Your loved one may be in a deep coma initially, either from the injury itself or medically induced to restrict movements. It may seem alarming, but be assured that the doctors and other medical professionals are on top of the situation.
Quite naturally, you will be seeking answers to questions about your loved one’s future. Rest assured that the doctors aren’t being intentionally dismissive — it’s nearly impossible to predict with any accuracy the level of impairment your loved one will suffer as a result of the TBI.
Some TBI patients make full recoveries over time. Others recover partially and are challenged by changes to their speech, hearing, vision, mobility and personality. Most of the recovery typically occurs in the initial weeks and months following the traumatic event, but there have been inexplicable recoveries after years in some rare cases.
Short visits are best at this time. Your loved one needs the healing properties that rest can bring. You may have to share gate-keeping tasks with the nurses and spread the word to friends and extended family to limit their visits right now.
Those who do visit should be quiet and calm. Some TBI patients appear to respond to their favorite music played at low levels. A soft blanket or plush toy might be appropriate. Speak to your loved one as you normally would, telling them of the day’s events and keeping your tone positive and loving.

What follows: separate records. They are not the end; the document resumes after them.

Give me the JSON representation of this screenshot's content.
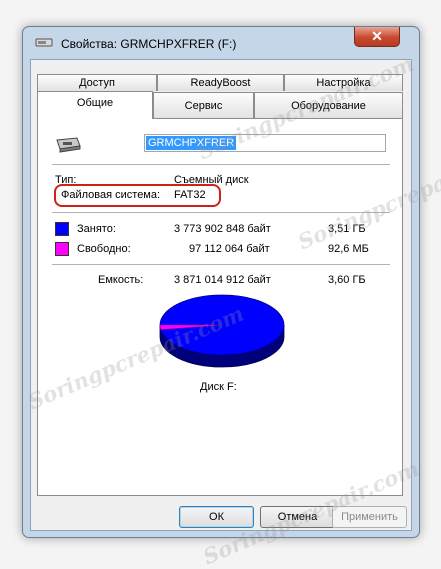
{
  "window": {
    "title": "Свойства: GRMCHPXFRER (F:)",
    "close_glyph": "✕"
  },
  "tabs": {
    "row1": [
      "Доступ",
      "ReadyBoost",
      "Настройка"
    ],
    "row2": [
      "Общие",
      "Сервис",
      "Оборудование"
    ],
    "active": "Общие"
  },
  "general": {
    "volume_label": "GRMCHPXFRER",
    "type_label": "Тип:",
    "type_value": "Съемный диск",
    "fs_label": "Файловая система:",
    "fs_value": "FAT32",
    "used_label": "Занято:",
    "used_bytes": "3 773 902 848 байт",
    "used_size": "3,51 ГБ",
    "free_label": "Свободно:",
    "free_bytes": "97 112 064 байт",
    "free_size": "92,6 МБ",
    "capacity_label": "Емкость:",
    "capacity_bytes": "3 871 014 912 байт",
    "capacity_size": "3,60 ГБ",
    "disk_label": "Диск F:"
  },
  "pie": {
    "used_color": "#0000ff",
    "free_color": "#ff00ff",
    "used_fraction": 0.975,
    "free_fraction": 0.025
  },
  "buttons": {
    "ok": "ОК",
    "cancel": "Отмена",
    "apply": "Применить"
  },
  "icons": {
    "title_icon": "drive-icon",
    "drive_icon": "removable-drive-icon",
    "close_icon": "close-icon"
  },
  "watermark": "Soringpcrepair.com"
}
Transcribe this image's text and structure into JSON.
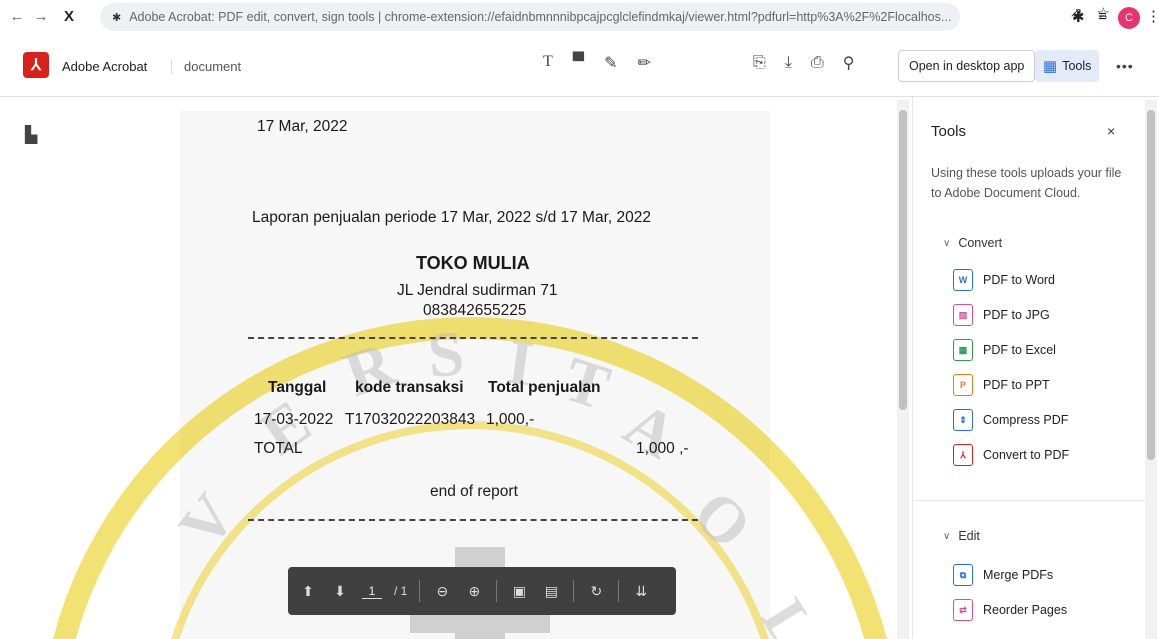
{
  "browser": {
    "back": "←",
    "forward": "→",
    "stop": "X",
    "extension_icon": "puzzle-icon",
    "url": "Adobe Acrobat: PDF edit, convert, sign tools | chrome-extension://efaidnbmnnnibpcajpcglclefindmkaj/viewer.html?pdfurl=http%3A%2F%2Flocalhos...",
    "avatar_letter": "C"
  },
  "header": {
    "app_name": "Adobe Acrobat",
    "doc_name": "document",
    "open_desktop_label": "Open in desktop app",
    "tools_label": "Tools",
    "more_label": "•••"
  },
  "document": {
    "date": "17 Mar, 2022",
    "report_line": "Laporan penjualan periode 17 Mar, 2022 s/d 17 Mar, 2022",
    "store_name": "TOKO MULIA",
    "address": "JL Jendral sudirman 71",
    "phone": "083842655225",
    "col_date": "Tanggal",
    "col_code": "kode transaksi",
    "col_total": "Total penjualan",
    "row_date": "17-03-2022",
    "row_code": "T17032022203843",
    "row_amount": "1,000,-",
    "total_label": "TOTAL",
    "total_value": "1,000 ,-",
    "end_text": "end of report"
  },
  "page_toolbar": {
    "current_page": "1",
    "total_pages": "/ 1"
  },
  "tools_panel": {
    "title": "Tools",
    "close": "×",
    "description": "Using these tools uploads your file to Adobe Document Cloud.",
    "sections": [
      {
        "label": "Convert",
        "items": [
          {
            "label": "PDF to Word",
            "color": "#2b6fd6"
          },
          {
            "label": "PDF to JPG",
            "color": "#d64f9a"
          },
          {
            "label": "PDF to Excel",
            "color": "#2e9a4e"
          },
          {
            "label": "PDF to PPT",
            "color": "#e57c1f"
          },
          {
            "label": "Compress PDF",
            "color": "#2b6fd6"
          },
          {
            "label": "Convert to PDF",
            "color": "#d7211d"
          }
        ]
      },
      {
        "label": "Edit",
        "items": [
          {
            "label": "Merge PDFs",
            "color": "#2b6fd6"
          },
          {
            "label": "Reorder Pages",
            "color": "#d64f9a"
          }
        ]
      }
    ]
  },
  "colors": {
    "acrobat_red": "#d7211d",
    "tools_active_bg": "#e3ebf8",
    "watermark": "#e8c800"
  }
}
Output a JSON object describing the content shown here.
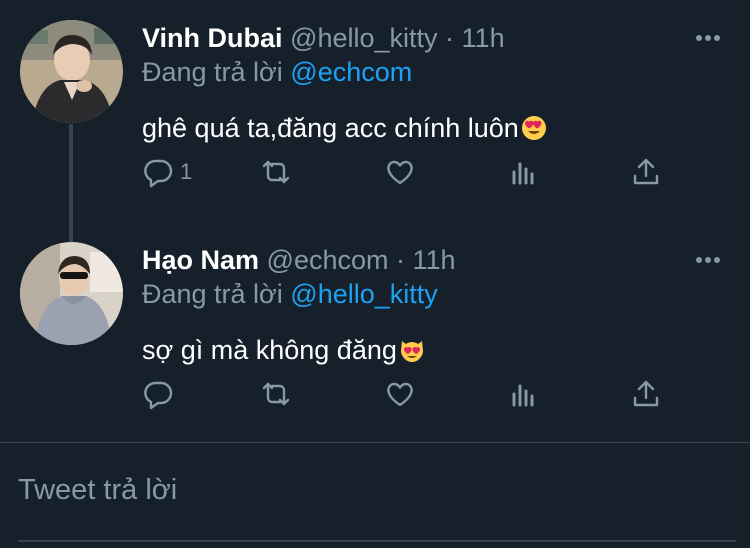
{
  "tweets": [
    {
      "name": "Vinh Dubai",
      "handle": "@hello_kitty",
      "dot": "·",
      "time": "11h",
      "reply_prefix": "Đang trả lời",
      "reply_to": "@echcom",
      "text": "ghê quá ta,đăng acc chính luôn",
      "emoji": "heart-eyes-emoji",
      "reply_count": "1"
    },
    {
      "name": "Hạo Nam",
      "handle": "@echcom",
      "dot": "·",
      "time": "11h",
      "reply_prefix": "Đang trả lời",
      "reply_to": "@hello_kitty",
      "text": "sợ gì mà không đăng",
      "emoji": "heart-eyes-cat-emoji",
      "reply_count": ""
    }
  ],
  "composer": {
    "placeholder": "Tweet trả lời"
  },
  "colors": {
    "background": "#15202b",
    "muted": "#8899a6",
    "accent": "#1da1f2",
    "divider": "#38444d"
  }
}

When possible, orient him or her to time and place. This is especially important when your loved one first emerges from a comatose state, as he or she will likely have no memories of the events surrounding the TBI.
Even when the patient is still comatose, medical professionals encourage others to communicate positively with him or her. Assume that your injured loved one is able to hear your conversations, so keep them light and upbeat and never dwell on their potential limitations.
It’s also helpful to ask unconscious patients to attempt to squeeze your hand, move a finger or toes or to open their eyes. Ask gently without commanding them.
Keep background noise from TVs or radios to a minimum. Keep the door to noisy hallways closed. Remind visitors to speak in low, soothing tones as well.
If you are the caregiver for a TBI patient, you will need to be their advocate in many different ways. One thing that you may need to do is learn more about the circumstances of your loved one’s injury so that any at-fault individuals can be held legally and financially accountable.